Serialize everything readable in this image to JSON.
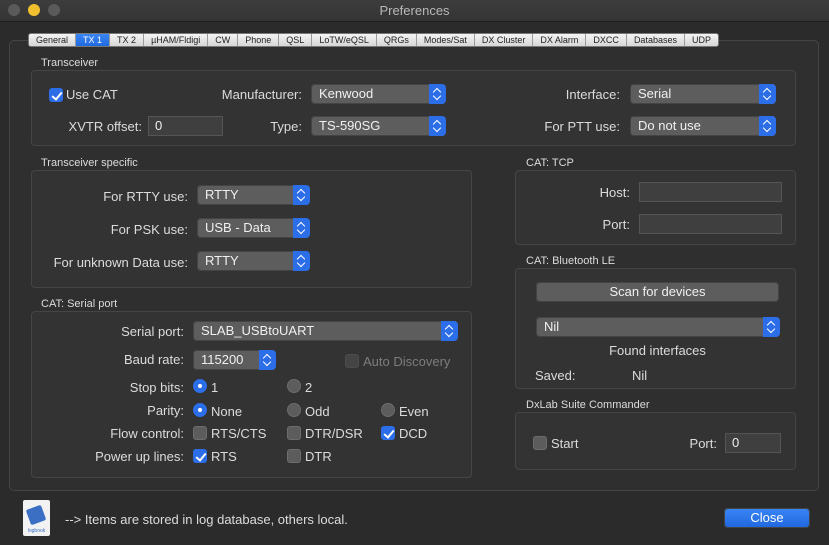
{
  "window": {
    "title": "Preferences"
  },
  "tabs": [
    "General",
    "TX 1",
    "TX 2",
    "µHAM/Fldigi",
    "CW",
    "Phone",
    "QSL",
    "LoTW/eQSL",
    "QRGs",
    "Modes/Sat",
    "DX Cluster",
    "DX Alarm",
    "DXCC",
    "Databases",
    "UDP"
  ],
  "active_tab": "TX 1",
  "transceiver": {
    "title": "Transceiver",
    "use_cat_label": "Use CAT",
    "use_cat_checked": true,
    "manufacturer_label": "Manufacturer:",
    "manufacturer_value": "Kenwood",
    "interface_label": "Interface:",
    "interface_value": "Serial",
    "xvtr_label": "XVTR offset:",
    "xvtr_value": "0",
    "type_label": "Type:",
    "type_value": "TS-590SG",
    "ptt_label": "For PTT use:",
    "ptt_value": "Do not use"
  },
  "transceiver_specific": {
    "title": "Transceiver specific",
    "rtty_label": "For RTTY use:",
    "rtty_value": "RTTY",
    "psk_label": "For PSK use:",
    "psk_value": "USB - Data",
    "unknown_label": "For unknown Data use:",
    "unknown_value": "RTTY"
  },
  "cat_tcp": {
    "title": "CAT: TCP",
    "host_label": "Host:",
    "host_value": "",
    "port_label": "Port:",
    "port_value": ""
  },
  "cat_ble": {
    "title": "CAT: Bluetooth LE",
    "scan_button": "Scan for devices",
    "device_value": "Nil",
    "found_label": "Found interfaces",
    "saved_label": "Saved:",
    "saved_value": "Nil"
  },
  "cat_serial": {
    "title": "CAT: Serial port",
    "serial_port_label": "Serial port:",
    "serial_port_value": "SLAB_USBtoUART",
    "baud_label": "Baud rate:",
    "baud_value": "115200",
    "auto_discovery_label": "Auto Discovery",
    "stop_bits_label": "Stop bits:",
    "stop_bits_options": [
      "1",
      "2"
    ],
    "stop_bits_selected": "1",
    "parity_label": "Parity:",
    "parity_options": [
      "None",
      "Odd",
      "Even"
    ],
    "parity_selected": "None",
    "flow_label": "Flow control:",
    "flow_options": [
      {
        "label": "RTS/CTS",
        "checked": false
      },
      {
        "label": "DTR/DSR",
        "checked": false
      },
      {
        "label": "DCD",
        "checked": true
      }
    ],
    "power_label": "Power up lines:",
    "power_options": [
      {
        "label": "RTS",
        "checked": true
      },
      {
        "label": "DTR",
        "checked": false
      }
    ]
  },
  "dxlab": {
    "title": "DxLab Suite Commander",
    "start_label": "Start",
    "start_checked": false,
    "port_label": "Port:",
    "port_value": "0"
  },
  "footer": {
    "note": "--> Items are stored in log database, others local.",
    "close_button": "Close",
    "app_icon_text": "logbook"
  },
  "colors": {
    "accent": "#2b6ee8",
    "background": "#2b2b2b"
  }
}
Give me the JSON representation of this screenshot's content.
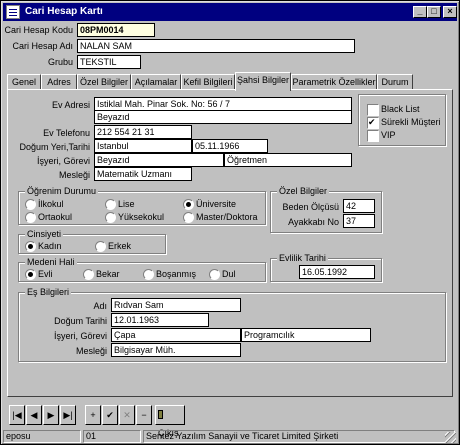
{
  "window": {
    "title": "Cari Hesap Kartı",
    "min_label": "_",
    "max_label": "□",
    "close_label": "×"
  },
  "header": {
    "kod_label": "Cari Hesap Kodu",
    "kod_value": "08PM0014",
    "adi_label": "Cari Hesap Adı",
    "adi_value": "NALAN SAM",
    "grubu_label": "Grubu",
    "grubu_value": "TEKSTIL"
  },
  "tabs": [
    {
      "label": "Genel"
    },
    {
      "label": "Adres"
    },
    {
      "label": "Özel Bilgiler"
    },
    {
      "label": "Açılamalar"
    },
    {
      "label": "Kefil Bilgileri"
    },
    {
      "label": "Şahsi Bilgiler"
    },
    {
      "label": "Parametrik Özellikler"
    },
    {
      "label": "Durum"
    }
  ],
  "form": {
    "ev_adresi_label": "Ev Adresi",
    "ev_adresi_1": "Istiklal Mah. Pinar Sok.   No: 56 / 7",
    "ev_adresi_2": "Beyazıd",
    "ev_telefonu_label": "Ev Telefonu",
    "ev_telefonu": "212 554 21 31",
    "dogum_label": "Doğum Yeri,Tarihi",
    "dogum_yeri": "Istanbul",
    "dogum_tarihi": "05.11.1966",
    "isyeri_label": "İşyeri, Görevi",
    "isyeri": "Beyazıd",
    "gorevi": "Öğretmen",
    "meslegi_label": "Mesleği",
    "meslegi": "Matematik Uzmanı"
  },
  "flags": {
    "black_list": "Black List",
    "black_list_checked": false,
    "surekli": "Sürekli Müşteri",
    "surekli_checked": true,
    "vip": "VIP",
    "vip_checked": false
  },
  "ogrenim": {
    "title": "Öğrenim Durumu",
    "options": [
      "İlkokul",
      "Lise",
      "Üniversite",
      "Ortaokul",
      "Yüksekokul",
      "Master/Doktora"
    ],
    "selected": "Üniversite"
  },
  "ozel": {
    "title": "Özel Bilgiler",
    "beden_label": "Beden Ölçüsü",
    "beden_value": "42",
    "ayakkabi_label": "Ayakkabı No",
    "ayakkabi_value": "37"
  },
  "cinsiyet": {
    "title": "Cinsiyeti",
    "options": [
      "Kadın",
      "Erkek"
    ],
    "selected": "Kadın"
  },
  "medeni": {
    "title": "Medeni Hali",
    "options": [
      "Evli",
      "Bekar",
      "Boşanmış",
      "Dul"
    ],
    "selected": "Evli"
  },
  "evlilik": {
    "title": "Evlilik Tarihi",
    "value": "16.05.1992"
  },
  "es": {
    "title": "Eş Bilgileri",
    "adi_label": "Adı",
    "adi": "Rıdvan Sam",
    "dogum_label": "Doğum Tarihi",
    "dogum": "12.01.1963",
    "isyeri_label": "İşyeri, Görevi",
    "isyeri": "Çapa",
    "gorevi": "Programcılık",
    "meslegi_label": "Mesleği",
    "meslegi": "Bilgisayar Müh."
  },
  "navigator": {
    "first": "|◀",
    "prior": "◀",
    "next": "▶",
    "last": "▶|",
    "insert": "+",
    "post": "✔",
    "cancel": "✕",
    "delete": "−",
    "exit": "Çıkış"
  },
  "statusbar": {
    "cell1": "eposu",
    "cell2": "01",
    "cell3": "Sentez Yazılım Sanayii ve Ticaret Limited Şirketi"
  }
}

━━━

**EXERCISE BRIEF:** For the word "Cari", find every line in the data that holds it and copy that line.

**WRITTEN SOLUTION:**
    "title": "Cari Hesap Kartı",
    "kod_label": "Cari Hesap Kodu",
    "adi_label": "Cari Hesap Adı",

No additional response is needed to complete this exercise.